Nvidia Reports Successful Transition to New Process Technology

Nvidia Admits: GeForce GTX 280, 260 Are Too Expensive to Make

by Anton Shilov
11/07/2008 | 11:52 PM

Nvidia Corp. said during a conference call with the financial analysts that it had transited its mainstream and performance-mainstream graphics processing units (GPUs) to a new process technology, which helps to reduce costs. In addition, the firm confirmed that it is about to release its high-end graphics processors made using 55nm process technology.

 

“Improving gross margin while managing operating expenses enabled us to significantly improve our operating fundamentals. We transitioned our performance segment GPUs to 55nm and are now poised to recapture lost share,” said Jen-Hsun Huang, president and chief executive at Nvidia, during the most recent conference call with financial analysts.

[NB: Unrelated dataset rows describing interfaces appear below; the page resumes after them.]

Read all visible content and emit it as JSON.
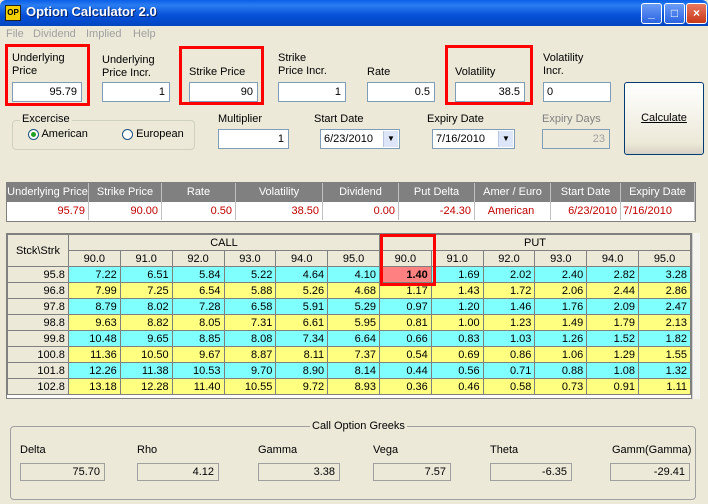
{
  "window": {
    "title": "Option Calculator 2.0",
    "icon_text": "OP",
    "minimize_icon": "minimize-icon",
    "maximize_icon": "maximize-icon",
    "close_icon": "close-icon"
  },
  "menu": [
    "File",
    "Dividend",
    "Implied",
    "Help"
  ],
  "inputs": {
    "underlying_price": {
      "label_line1": "Underlying",
      "label_line2": "Price",
      "value": "95.79"
    },
    "underlying_price_incr": {
      "label_line1": "Underlying",
      "label_line2": "Price Incr.",
      "value": "1"
    },
    "strike_price": {
      "label": "Strike Price",
      "value": "90"
    },
    "strike_price_incr": {
      "label_line1": "Strike",
      "label_line2": "Price Incr.",
      "value": "1"
    },
    "rate": {
      "label": "Rate",
      "value": "0.5"
    },
    "volatility": {
      "label": "Volatility",
      "value": "38.5"
    },
    "volatility_incr": {
      "label_line1": "Volatility",
      "label_line2": "Incr.",
      "value": "0"
    },
    "multiplier": {
      "label": "Multiplier",
      "value": "1"
    },
    "start_date": {
      "label": "Start Date",
      "value": "6/23/2010"
    },
    "expiry_date": {
      "label": "Expiry Date",
      "value": "7/16/2010"
    },
    "expiry_days": {
      "label": "Expiry Days",
      "value": "23"
    }
  },
  "exercise": {
    "label": "Excercise",
    "american": "American",
    "european": "European",
    "selected": "American"
  },
  "calculate_label": "Calculate",
  "summary": {
    "headers": [
      "Underlying Price",
      "Strike Price",
      "Rate",
      "Volatility",
      "Dividend",
      "Put Delta",
      "Amer / Euro",
      "Start Date",
      "Expiry Date"
    ],
    "values": [
      "95.79",
      "90.00",
      "0.50",
      "38.50",
      "0.00",
      "-24.30",
      "American",
      "6/23/2010",
      "7/16/2010"
    ]
  },
  "grid": {
    "corner": "Stck\\Strk",
    "call_label": "CALL",
    "put_label": "PUT",
    "call_strikes": [
      "90.0",
      "91.0",
      "92.0",
      "93.0",
      "94.0",
      "95.0"
    ],
    "put_strikes": [
      "90.0",
      "91.0",
      "92.0",
      "93.0",
      "94.0",
      "95.0"
    ],
    "rows": [
      {
        "stock": "95.8",
        "call": [
          "7.22",
          "6.51",
          "5.84",
          "5.22",
          "4.64",
          "4.10"
        ],
        "put": [
          "1.40",
          "1.69",
          "2.02",
          "2.40",
          "2.82",
          "3.28"
        ]
      },
      {
        "stock": "96.8",
        "call": [
          "7.99",
          "7.25",
          "6.54",
          "5.88",
          "5.26",
          "4.68"
        ],
        "put": [
          "1.17",
          "1.43",
          "1.72",
          "2.06",
          "2.44",
          "2.86"
        ]
      },
      {
        "stock": "97.8",
        "call": [
          "8.79",
          "8.02",
          "7.28",
          "6.58",
          "5.91",
          "5.29"
        ],
        "put": [
          "0.97",
          "1.20",
          "1.46",
          "1.76",
          "2.09",
          "2.47"
        ]
      },
      {
        "stock": "98.8",
        "call": [
          "9.63",
          "8.82",
          "8.05",
          "7.31",
          "6.61",
          "5.95"
        ],
        "put": [
          "0.81",
          "1.00",
          "1.23",
          "1.49",
          "1.79",
          "2.13"
        ]
      },
      {
        "stock": "99.8",
        "call": [
          "10.48",
          "9.65",
          "8.85",
          "8.08",
          "7.34",
          "6.64"
        ],
        "put": [
          "0.66",
          "0.83",
          "1.03",
          "1.26",
          "1.52",
          "1.82"
        ]
      },
      {
        "stock": "100.8",
        "call": [
          "11.36",
          "10.50",
          "9.67",
          "8.87",
          "8.11",
          "7.37"
        ],
        "put": [
          "0.54",
          "0.69",
          "0.86",
          "1.06",
          "1.29",
          "1.55"
        ]
      },
      {
        "stock": "101.8",
        "call": [
          "12.26",
          "11.38",
          "10.53",
          "9.70",
          "8.90",
          "8.14"
        ],
        "put": [
          "0.44",
          "0.56",
          "0.71",
          "0.88",
          "1.08",
          "1.32"
        ]
      },
      {
        "stock": "102.8",
        "call": [
          "13.18",
          "12.28",
          "11.40",
          "10.55",
          "9.72",
          "8.93"
        ],
        "put": [
          "0.36",
          "0.46",
          "0.58",
          "0.73",
          "0.91",
          "1.11"
        ]
      }
    ],
    "colors": {
      "cyan": "#80ffff",
      "yellow": "#ffff80",
      "highlight": "#ff8080",
      "callout": "#ff0000"
    }
  },
  "greeks": {
    "title": "Call Option Greeks",
    "items": [
      {
        "label": "Delta",
        "value": "75.70"
      },
      {
        "label": "Rho",
        "value": "4.12"
      },
      {
        "label": "Gamma",
        "value": "3.38"
      },
      {
        "label": "Vega",
        "value": "7.57"
      },
      {
        "label": "Theta",
        "value": "-6.35"
      },
      {
        "label": "Gamm(Gamma)",
        "value": "-29.41"
      }
    ]
  }
}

In particular, Nvidia’s GeForce 9600 GT, GeForce 9800 GT, GeForce 9800 GTX+ and some other similar products now feature GPUs made using 55nm process technologies, which means that they are less expensive to make and may offer higher performance due to higher clock-speeds. Additionally, Nvidia started shipping its chipsets with integrated graphics that are also made using 55nm fabrication process.

“We have 65nm inventory remaining, but everything we are ramping now is 55nm and everything on the high-end that we are shipping now is 55nm,” added Mr. Huang, implying that Nvidia is ready with its code-named GT200b/GT206 graphics processor, which is a lower-cost version of the GT200/G200 that powers GeForce GTX 260 and GTX 280 graphics cards.

The head of Nvidia expressed hopes that the company would regain market share in the high-end segment thanks to newer and less expensive graphics processor. The company also admitted that the GeForce GTX-series graphics cards were too expensive to manufacture to react quicky on ATI's offence with the Radeon HD 4800 lineup.

“We absolutely will regain market share and this is a segment where technology matters, performance matters, architecture matters, and we have the best lineup. Our challenge was never architectural leadership, our challenge was that we were caught flat footed at 65nm and our chip and board solution was just too expensive. And so, we have made that transition in Q2 and we are in Q3 and we are through that transition, and we are off and running,” said Mr. Huang.

For the third quarter of fiscal 2009, revenue was $897.7 million compared to $1.12 billion for the third quarter of fiscal 2008, a decrease of 20%. For the nine months ended October 26, 2008, revenue increased to $2.94 billion compared to $2.90 billion for the nine months ended October 28, 2007, an increase of 2%.